Archive forsubsidies

http://www.dailynewsegypt.com/2016/11/08/uber-give-drivers-daily-bonus-face-fuel-price-increase/

Because the state has regulated the petrolium price and decided to increase it, Uber has decided to reimburse its drivers based on several levels. There is an 48.6% increase on octane 80, 39.2% increase in octane 92, and 30.5% of diesel. In order to maintain and promote its business and prevent economic loss from happening, Uber Egypt division has decided to reimburse its drivers. This follows the rule of subsidies, drivers are mostly taxed as their demand of petrolium is very inelastic, as a result, they get the most of compensation. Uber create incentives for drivers to drive more as their current policy is that the more trip you drive, the more subsidies you get. This is a clear demonstration of an attempt of creating incentives and trying to main economic profit while new policies are in effect.

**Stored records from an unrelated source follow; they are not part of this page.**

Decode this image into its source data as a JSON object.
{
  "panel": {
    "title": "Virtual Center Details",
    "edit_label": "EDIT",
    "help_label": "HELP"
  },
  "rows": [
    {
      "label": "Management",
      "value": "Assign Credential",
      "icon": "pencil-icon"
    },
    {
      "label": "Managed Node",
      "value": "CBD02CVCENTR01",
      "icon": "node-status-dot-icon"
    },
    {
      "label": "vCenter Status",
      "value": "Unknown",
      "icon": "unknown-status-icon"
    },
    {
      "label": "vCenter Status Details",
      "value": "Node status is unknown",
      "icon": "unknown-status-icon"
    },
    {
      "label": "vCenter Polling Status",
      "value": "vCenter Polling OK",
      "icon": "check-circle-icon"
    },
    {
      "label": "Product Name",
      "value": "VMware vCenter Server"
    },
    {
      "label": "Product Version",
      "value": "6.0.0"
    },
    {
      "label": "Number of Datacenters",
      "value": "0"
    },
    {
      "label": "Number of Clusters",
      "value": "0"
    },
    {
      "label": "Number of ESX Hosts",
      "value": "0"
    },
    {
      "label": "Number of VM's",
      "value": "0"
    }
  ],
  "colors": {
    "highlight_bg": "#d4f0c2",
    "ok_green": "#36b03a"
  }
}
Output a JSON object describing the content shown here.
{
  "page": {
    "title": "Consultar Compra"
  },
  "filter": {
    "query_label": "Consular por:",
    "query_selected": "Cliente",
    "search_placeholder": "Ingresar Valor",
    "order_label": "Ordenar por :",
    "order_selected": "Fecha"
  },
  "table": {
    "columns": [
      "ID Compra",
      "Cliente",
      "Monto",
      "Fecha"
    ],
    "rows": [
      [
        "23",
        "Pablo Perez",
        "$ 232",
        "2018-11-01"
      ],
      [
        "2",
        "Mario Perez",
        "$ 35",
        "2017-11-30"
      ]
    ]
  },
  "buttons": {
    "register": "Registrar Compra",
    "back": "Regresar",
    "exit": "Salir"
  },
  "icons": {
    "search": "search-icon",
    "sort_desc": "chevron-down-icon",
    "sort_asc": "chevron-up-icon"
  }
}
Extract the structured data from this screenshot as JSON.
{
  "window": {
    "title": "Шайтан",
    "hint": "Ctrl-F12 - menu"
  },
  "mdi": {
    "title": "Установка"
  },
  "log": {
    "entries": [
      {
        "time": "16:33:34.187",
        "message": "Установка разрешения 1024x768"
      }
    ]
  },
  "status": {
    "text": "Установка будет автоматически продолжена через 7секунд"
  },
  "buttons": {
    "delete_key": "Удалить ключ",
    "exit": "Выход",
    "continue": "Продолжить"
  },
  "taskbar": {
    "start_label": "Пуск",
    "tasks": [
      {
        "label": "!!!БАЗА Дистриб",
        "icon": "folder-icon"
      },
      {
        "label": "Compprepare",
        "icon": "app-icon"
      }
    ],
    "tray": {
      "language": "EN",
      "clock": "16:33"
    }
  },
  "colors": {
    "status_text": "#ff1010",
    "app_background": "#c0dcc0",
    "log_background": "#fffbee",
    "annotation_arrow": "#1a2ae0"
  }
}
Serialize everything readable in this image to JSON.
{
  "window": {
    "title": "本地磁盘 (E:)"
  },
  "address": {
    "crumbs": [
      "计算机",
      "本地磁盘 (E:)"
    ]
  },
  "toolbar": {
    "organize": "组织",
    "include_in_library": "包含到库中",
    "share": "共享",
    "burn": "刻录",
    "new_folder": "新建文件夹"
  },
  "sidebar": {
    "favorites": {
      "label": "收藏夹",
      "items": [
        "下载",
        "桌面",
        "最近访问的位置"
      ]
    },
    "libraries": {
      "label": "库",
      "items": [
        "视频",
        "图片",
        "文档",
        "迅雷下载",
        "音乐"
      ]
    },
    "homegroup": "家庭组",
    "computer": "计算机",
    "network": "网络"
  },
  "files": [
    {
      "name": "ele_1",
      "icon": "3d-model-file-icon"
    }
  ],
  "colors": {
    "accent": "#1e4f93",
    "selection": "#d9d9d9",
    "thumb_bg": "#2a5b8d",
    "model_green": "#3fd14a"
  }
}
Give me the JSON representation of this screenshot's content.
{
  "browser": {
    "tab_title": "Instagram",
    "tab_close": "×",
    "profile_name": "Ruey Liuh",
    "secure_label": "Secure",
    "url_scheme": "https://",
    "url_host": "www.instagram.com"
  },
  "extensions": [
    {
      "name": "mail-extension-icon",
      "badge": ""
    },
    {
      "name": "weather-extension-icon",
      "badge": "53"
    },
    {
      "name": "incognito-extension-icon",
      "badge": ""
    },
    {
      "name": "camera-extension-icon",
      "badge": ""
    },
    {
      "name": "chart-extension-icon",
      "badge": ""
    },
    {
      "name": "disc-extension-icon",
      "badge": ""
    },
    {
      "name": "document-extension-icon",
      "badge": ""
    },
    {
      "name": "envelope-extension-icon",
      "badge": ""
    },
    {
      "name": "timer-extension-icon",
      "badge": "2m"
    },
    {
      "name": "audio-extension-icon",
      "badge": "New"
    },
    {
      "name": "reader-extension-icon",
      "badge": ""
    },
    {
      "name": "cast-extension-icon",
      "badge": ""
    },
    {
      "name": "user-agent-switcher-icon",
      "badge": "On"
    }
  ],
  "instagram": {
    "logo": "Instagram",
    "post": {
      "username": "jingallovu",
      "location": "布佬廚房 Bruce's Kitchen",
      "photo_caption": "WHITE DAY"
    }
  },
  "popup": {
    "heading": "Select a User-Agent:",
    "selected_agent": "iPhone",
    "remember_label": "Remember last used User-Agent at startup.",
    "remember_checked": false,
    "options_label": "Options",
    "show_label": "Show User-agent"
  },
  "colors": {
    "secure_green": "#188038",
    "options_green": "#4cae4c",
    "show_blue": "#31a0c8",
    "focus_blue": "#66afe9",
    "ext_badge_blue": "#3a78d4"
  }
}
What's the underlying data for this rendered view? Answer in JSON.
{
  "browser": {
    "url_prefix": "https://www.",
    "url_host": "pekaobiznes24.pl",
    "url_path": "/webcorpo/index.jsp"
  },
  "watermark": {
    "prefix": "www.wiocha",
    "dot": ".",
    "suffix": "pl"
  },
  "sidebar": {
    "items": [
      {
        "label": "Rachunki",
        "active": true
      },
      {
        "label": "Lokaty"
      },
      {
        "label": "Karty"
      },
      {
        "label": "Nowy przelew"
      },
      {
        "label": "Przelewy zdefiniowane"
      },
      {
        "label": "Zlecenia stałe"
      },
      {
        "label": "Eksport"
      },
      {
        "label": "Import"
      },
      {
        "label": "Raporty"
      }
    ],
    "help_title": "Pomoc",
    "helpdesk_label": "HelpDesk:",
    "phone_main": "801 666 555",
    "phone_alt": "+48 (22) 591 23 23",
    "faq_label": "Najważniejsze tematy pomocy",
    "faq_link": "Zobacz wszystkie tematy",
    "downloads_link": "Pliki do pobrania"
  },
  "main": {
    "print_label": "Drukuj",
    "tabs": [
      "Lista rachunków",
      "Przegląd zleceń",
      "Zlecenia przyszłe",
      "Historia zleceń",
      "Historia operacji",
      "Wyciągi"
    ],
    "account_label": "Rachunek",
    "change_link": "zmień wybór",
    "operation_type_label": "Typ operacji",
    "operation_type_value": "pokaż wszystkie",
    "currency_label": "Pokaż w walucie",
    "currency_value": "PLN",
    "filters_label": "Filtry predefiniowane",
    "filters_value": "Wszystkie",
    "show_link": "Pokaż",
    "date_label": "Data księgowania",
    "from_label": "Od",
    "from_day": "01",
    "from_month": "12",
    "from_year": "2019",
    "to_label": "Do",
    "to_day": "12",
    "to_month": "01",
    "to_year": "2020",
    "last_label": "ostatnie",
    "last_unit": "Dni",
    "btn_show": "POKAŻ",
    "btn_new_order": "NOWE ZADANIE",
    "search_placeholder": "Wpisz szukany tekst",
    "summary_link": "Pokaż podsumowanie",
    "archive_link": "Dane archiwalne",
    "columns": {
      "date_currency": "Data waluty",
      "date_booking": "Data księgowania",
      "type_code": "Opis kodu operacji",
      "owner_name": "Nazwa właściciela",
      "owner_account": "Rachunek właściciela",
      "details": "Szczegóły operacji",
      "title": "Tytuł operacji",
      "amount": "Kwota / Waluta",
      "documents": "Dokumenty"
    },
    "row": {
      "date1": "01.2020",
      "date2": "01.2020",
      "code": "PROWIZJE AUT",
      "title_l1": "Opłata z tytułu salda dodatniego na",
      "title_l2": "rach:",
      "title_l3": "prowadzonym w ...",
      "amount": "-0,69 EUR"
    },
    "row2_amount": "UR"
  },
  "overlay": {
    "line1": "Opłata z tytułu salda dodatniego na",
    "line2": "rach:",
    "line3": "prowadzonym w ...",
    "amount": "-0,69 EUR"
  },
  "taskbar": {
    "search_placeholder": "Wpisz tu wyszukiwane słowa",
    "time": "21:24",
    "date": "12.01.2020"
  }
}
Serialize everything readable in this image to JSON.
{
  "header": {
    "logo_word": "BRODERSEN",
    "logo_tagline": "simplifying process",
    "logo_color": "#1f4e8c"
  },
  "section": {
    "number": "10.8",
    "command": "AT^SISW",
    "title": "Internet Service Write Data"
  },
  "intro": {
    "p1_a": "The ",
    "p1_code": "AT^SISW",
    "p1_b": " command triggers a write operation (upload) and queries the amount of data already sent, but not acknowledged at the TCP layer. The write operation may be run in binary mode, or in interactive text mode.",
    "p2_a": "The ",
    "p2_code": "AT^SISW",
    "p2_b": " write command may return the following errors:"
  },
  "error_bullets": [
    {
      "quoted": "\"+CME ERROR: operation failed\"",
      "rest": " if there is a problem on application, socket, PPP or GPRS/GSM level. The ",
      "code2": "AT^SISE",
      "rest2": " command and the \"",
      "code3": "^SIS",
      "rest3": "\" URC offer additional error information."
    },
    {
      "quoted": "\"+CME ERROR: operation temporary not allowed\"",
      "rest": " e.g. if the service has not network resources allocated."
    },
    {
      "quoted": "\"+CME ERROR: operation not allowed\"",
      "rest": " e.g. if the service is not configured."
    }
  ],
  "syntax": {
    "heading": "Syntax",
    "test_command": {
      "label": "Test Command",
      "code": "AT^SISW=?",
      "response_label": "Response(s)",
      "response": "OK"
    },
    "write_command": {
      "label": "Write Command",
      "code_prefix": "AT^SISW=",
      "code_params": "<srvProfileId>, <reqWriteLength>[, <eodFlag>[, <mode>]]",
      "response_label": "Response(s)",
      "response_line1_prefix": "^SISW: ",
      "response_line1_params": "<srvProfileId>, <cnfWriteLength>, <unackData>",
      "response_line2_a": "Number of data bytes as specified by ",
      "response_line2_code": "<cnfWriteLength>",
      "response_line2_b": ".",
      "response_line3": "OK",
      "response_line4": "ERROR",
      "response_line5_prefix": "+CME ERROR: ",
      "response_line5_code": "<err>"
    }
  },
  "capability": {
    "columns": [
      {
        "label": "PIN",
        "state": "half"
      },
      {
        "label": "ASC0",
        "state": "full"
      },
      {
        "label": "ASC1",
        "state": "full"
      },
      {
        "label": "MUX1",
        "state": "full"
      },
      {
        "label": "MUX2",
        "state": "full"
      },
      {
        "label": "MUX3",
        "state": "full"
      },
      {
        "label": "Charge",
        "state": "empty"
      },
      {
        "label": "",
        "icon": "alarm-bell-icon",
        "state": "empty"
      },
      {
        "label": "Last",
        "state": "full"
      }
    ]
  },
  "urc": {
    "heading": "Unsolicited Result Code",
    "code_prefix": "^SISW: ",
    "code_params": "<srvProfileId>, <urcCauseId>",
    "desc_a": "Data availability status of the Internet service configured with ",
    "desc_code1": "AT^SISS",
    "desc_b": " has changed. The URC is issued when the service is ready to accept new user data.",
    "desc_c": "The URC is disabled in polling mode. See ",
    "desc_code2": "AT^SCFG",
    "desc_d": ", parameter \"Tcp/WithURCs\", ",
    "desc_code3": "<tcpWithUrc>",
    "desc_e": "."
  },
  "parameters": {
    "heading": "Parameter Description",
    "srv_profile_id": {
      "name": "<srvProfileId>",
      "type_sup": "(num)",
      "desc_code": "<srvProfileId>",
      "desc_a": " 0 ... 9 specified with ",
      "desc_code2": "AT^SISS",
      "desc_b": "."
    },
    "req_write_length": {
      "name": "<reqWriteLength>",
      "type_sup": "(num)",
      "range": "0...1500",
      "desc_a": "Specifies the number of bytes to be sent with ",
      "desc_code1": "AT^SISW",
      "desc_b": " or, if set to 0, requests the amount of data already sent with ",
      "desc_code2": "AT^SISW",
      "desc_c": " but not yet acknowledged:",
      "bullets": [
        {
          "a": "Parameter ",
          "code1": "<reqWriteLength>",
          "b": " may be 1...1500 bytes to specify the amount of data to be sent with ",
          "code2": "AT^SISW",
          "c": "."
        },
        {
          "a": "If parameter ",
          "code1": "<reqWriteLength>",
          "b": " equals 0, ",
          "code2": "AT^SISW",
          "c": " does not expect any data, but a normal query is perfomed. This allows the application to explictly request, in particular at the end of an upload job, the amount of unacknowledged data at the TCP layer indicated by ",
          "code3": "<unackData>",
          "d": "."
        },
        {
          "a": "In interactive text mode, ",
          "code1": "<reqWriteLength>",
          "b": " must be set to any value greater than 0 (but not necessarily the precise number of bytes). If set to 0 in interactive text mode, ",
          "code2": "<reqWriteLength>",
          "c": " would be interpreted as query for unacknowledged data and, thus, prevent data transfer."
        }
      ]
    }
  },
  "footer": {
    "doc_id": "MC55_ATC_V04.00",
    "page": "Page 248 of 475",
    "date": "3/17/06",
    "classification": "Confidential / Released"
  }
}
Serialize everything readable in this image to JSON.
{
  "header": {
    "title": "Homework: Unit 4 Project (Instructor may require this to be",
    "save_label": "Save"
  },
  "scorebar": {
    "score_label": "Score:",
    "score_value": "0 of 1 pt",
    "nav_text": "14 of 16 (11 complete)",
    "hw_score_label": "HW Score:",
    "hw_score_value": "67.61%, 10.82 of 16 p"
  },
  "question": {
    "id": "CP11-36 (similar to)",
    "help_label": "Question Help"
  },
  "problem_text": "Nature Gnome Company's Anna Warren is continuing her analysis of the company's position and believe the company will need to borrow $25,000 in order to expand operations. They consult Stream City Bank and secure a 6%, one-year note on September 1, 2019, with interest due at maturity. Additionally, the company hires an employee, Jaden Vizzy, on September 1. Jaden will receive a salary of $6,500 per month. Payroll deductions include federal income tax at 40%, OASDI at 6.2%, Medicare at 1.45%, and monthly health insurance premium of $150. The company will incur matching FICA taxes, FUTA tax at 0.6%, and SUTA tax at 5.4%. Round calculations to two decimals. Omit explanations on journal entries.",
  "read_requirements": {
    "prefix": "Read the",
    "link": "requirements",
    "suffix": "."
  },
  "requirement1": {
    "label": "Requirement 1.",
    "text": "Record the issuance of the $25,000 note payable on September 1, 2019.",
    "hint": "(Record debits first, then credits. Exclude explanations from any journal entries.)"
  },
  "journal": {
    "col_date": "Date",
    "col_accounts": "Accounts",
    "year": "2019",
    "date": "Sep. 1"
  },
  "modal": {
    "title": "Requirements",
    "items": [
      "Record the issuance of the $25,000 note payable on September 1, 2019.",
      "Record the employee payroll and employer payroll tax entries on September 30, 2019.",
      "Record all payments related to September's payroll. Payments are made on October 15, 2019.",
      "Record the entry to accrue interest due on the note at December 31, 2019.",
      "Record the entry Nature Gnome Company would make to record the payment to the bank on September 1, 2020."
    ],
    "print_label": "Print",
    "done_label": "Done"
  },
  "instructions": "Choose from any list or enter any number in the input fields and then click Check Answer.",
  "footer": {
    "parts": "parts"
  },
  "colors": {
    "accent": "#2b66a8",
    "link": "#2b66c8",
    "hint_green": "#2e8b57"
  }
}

Comments

Rideshare Apps Taxed

Uber has become increasingly popular in many Latin American nations. “In just two years in Mexico City, the ride sharing giant has become an integral part of urban life, with around 50,000 drivers navigating the megacity.” Mexico City was the perfect place to implement Uber because it has low rise housing across an urban sprawl. Another reason why Uber has been so sucessfull in Mexico City is due to tradtional street taxis being assocaited with kidnappings. Since Uber provides many safety features for it’s users, it has been able to attract many consumers. Altouugh Uber is such a huge success, many tradtional taxi companies view it as threat to their businesses which is why in Mexico City imposes taxes on rideshare apps. Up to 1.5% of revenue for rideshare apps is taxed by the Mexican goverment. While demand is increasing for Uber, it is a threat to other businesses which is why the goverment taxes Uber.

http://money.cnn.com/2016/12/06/technology/uber-latin-america/index.html?iid=SF_LN

Comments

Subsidy to green energy can be counterproductive

“Paying for waste”

Renewable energy like wind energy and solar energy have positive externalities on the environment, in contrast to fossil fuels that can cause pollution. Thus, subsidies to green energy is a very common policy to increase social surplus.

However, subsidy alone can be counterproductive. Electricity cannot be largely stored, so it must be produced and consumed at the same time. Thus, producers need reliable means to produce backup energy, which is mostly  generated by burning fossil fuels. Subsidy shifts the supply curve downwards, reducing the market price. When higher quantity of electricity is demanded, more backup energy produced by burning fossil fuels are demanded. In the end, the positive externality brought by green energy is likely to be undermined by the negative externality caused by burning fossil fuels.

 

Comments (1)

Reactions to the Open Economy

The article, An Open and Shut Case, describes how numerous industries in North America have lost out due to to Globalization. Textile mills were thriving in the early 20th century and began moving south of New England. However, by 1982, completed diminished from North America. Why? Companies found workers willing to work longer hours for cheaper wages throughout Latin America and Asia. The textile industry was not the only one lost out, about 2-3 decades ago local makers of cabinets, dressers and the like lost sales to Asia, where labour-intensive production was cheaper. “In the 2000s half of Thomasville went to China,” says T.J. Stout, boss of Carsons Hospitality, a local furniture-maker in Thomasville, North Carolina. This open economy is full of promises and casualties. Many small business owners complain that America gets the raw end of trade deals, and that foreign rivals benefit from unfair subsidies and lax regulation.

Comments (1)

The pollution in Delhi dued to burn-off of rice stubbles

The pollution in Delhi primarily is caused by the smoke from the burning of rice stubble in surrounding farmland and the traffic pollution. The annual average PM 2.5 in Delhi doubles annual average in Beijing. The negative externality of rice and car production will be the pollution in air.

However, due to government’s dread of stopping farmers from burning off stubbles left from rice production. India is the second place in producing rice while Uttar Pradesh, a state which Delhi is in, is the second place in the country. Government’s liability on rice production explains why it doesn’t want farmers to be alienate.

The fear of shortage in food supply neither help cut the rice production but even encourage it which may trigger more burn-off pollution. Government encourages growing by offering floor prices and subsidies. According to what we learned about subsidies and floor price, there is such a nice market condition for rice production which has a large negative externality in polluting.

http://www.economist.com/news/asia/21710007-politicians-bicker-capital-chokes-worse-beijing

http://worldknowing.com/top-10-largest-rice-producing-country-in-the-world/

http://www.mapsofindia.com/top-ten/india-crops/rice.html

 

Comments

Subsidies in Venezuela

For over a decade, the government of Venezuela has used earnings from oil to subsidize consumption goods. Most of the goods have been imported from elsewhere. As the price of oil has fallen in the last two years, these subsidies have become unsustainable. Venezuelan citizens have run out of many important goods from toilet paper to medicines. As this blog post from the Brookings Institution argues, the country is now facing a crisis that could have been prevented.

Comments (1)